The report found that 68 per cent of students at the Royal Military College of Canada in Kingston, Ont., and the Royal Military College Saint-Jean in Saint-Jean-sur-Richelieu, Que., have either seen or been the victim of unwanted sexual behaviour during their time at the schools.
Those unwanted behaviours most commonly included “sexual jokes, inappropriate discussions about sex life and inappropriate sexual comments about appearance or body.”
Female students were also six times more likely to experience unwanted whistles or catcalls than males.
The report found that six times as many women as men were sexually assaulted while students at the military colleges — 28 per cent versus 4.4 per cent — and that 15 per cent of women at the schools had been sexually assaulted in the last 12 months.
Defence Minister Harjit Sajjan issued a statement in response to the report on Thursday, saying he was “deeply concerned” by the findings.
“This report shows that too many officer-cadets have experienced sexual misconduct or discrimination. Even one instance of sexual misconduct or discrimination is too many,” he said.
“That is completely unacceptable and has no place in our institutions or our country.”
He added the government will take “all action necessary” to make the institutions safe.
The Department of National Defence and Canadian Forces also issued a statement calling the behaviour identified in the report unacceptable.
“Our message to those who have experienced sexual misconduct is this: sexual misconduct is not tolerated in the CAF,” the statement said.
“We must and will do better to ensure that all instructors, staff and officer cadets are aware of their responsibility to create a safe and accepting space for all those at Canadian military colleges. Sexual misconduct runs counter to our military ethos and to the national values the CAF upholds and defends.”
The findings come five years after a report by former Supreme Court justice Marie Deschamps documented an “underlying sexualized culture” in the military and noted that it was especially harmful to female and LGBTQ2 members of the Canadian Forces.
The federal government last year reached a deal worth $900 million to compensate the plaintiffs in a class-action lawsuit alleging sexual misconduct in the Canadian Armed Forces.
The new data from Statistics Canada also mirrors the findings of a study it released last month on the number of post-secondary students in Canada who have witnessed or experienced unwanted sexual behaviour, pegging that number at 71 per cent, with women most likely to be impacted.

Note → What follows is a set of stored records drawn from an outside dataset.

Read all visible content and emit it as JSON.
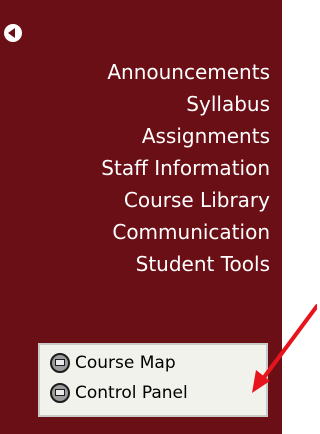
{
  "nav": {
    "items": [
      {
        "label": "Announcements"
      },
      {
        "label": "Syllabus"
      },
      {
        "label": "Assignments"
      },
      {
        "label": "Staff Information"
      },
      {
        "label": "Course Library"
      },
      {
        "label": "Communication"
      },
      {
        "label": "Student Tools"
      }
    ]
  },
  "tools": {
    "course_map": {
      "label": "Course Map",
      "icon": "course-map-icon"
    },
    "control_panel": {
      "label": "Control Panel",
      "icon": "control-panel-icon"
    }
  },
  "colors": {
    "panel_bg": "#6b0f16",
    "nav_text": "#ffffff",
    "tools_bg": "#f2f2ec",
    "annotation_arrow": "#e8141c"
  }
}
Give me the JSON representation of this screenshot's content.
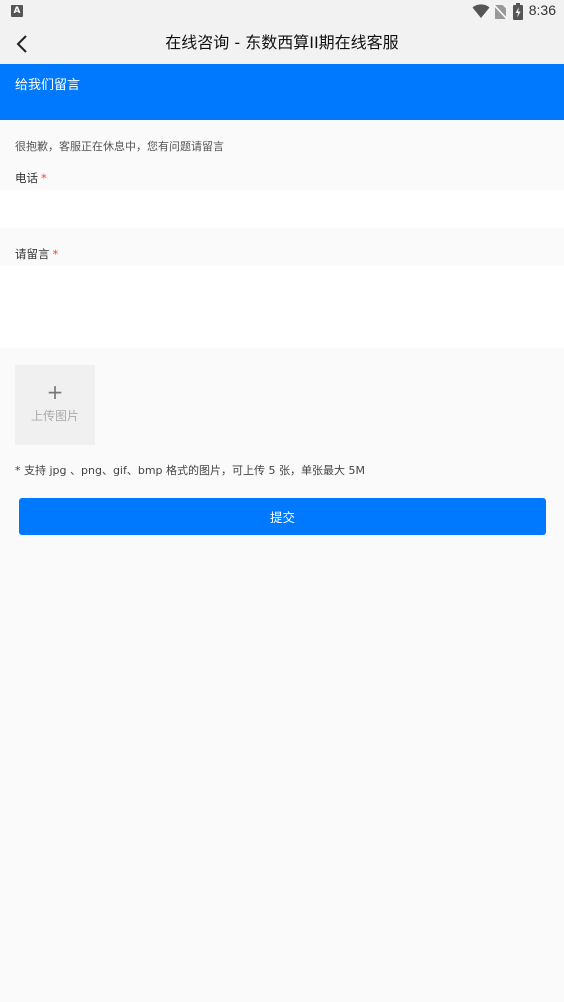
{
  "status_bar": {
    "app_icon_letter": "A",
    "time": "8:36"
  },
  "header": {
    "title": "在线咨询 - 东数西算II期在线客服"
  },
  "banner": {
    "title": "给我们留言"
  },
  "form": {
    "notice": "很抱歉，客服正在休息中，您有问题请留言",
    "phone_label": "电话",
    "message_label": "请留言",
    "required_mark": "*",
    "phone_value": "",
    "message_value": "",
    "upload_label": "上传图片",
    "upload_plus": "+",
    "upload_hint": "* 支持 jpg 、png、gif、bmp 格式的图片，可上传 5 张，单张最大 5M",
    "submit_label": "提交"
  },
  "icons": {
    "back": "chevron-left-icon",
    "wifi": "wifi-icon",
    "sim": "no-sim-icon",
    "battery": "battery-charging-icon"
  },
  "colors": {
    "accent": "#0079fe",
    "required": "#f5463f",
    "background": "#fafafa",
    "header_bg": "#f2f2f2"
  }
}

Statistics Canada noted in its report released Thursday that the conversation about inappropriate conduct sparked by the Me Too movement in 2017 has led to growing awareness about the “continuum” of harmful and unwanted behaviours.
These behaviours, the report noted, do not need to be criminal to have harmful effects on the people who experience them and create negative cultures in institutions and workplaces.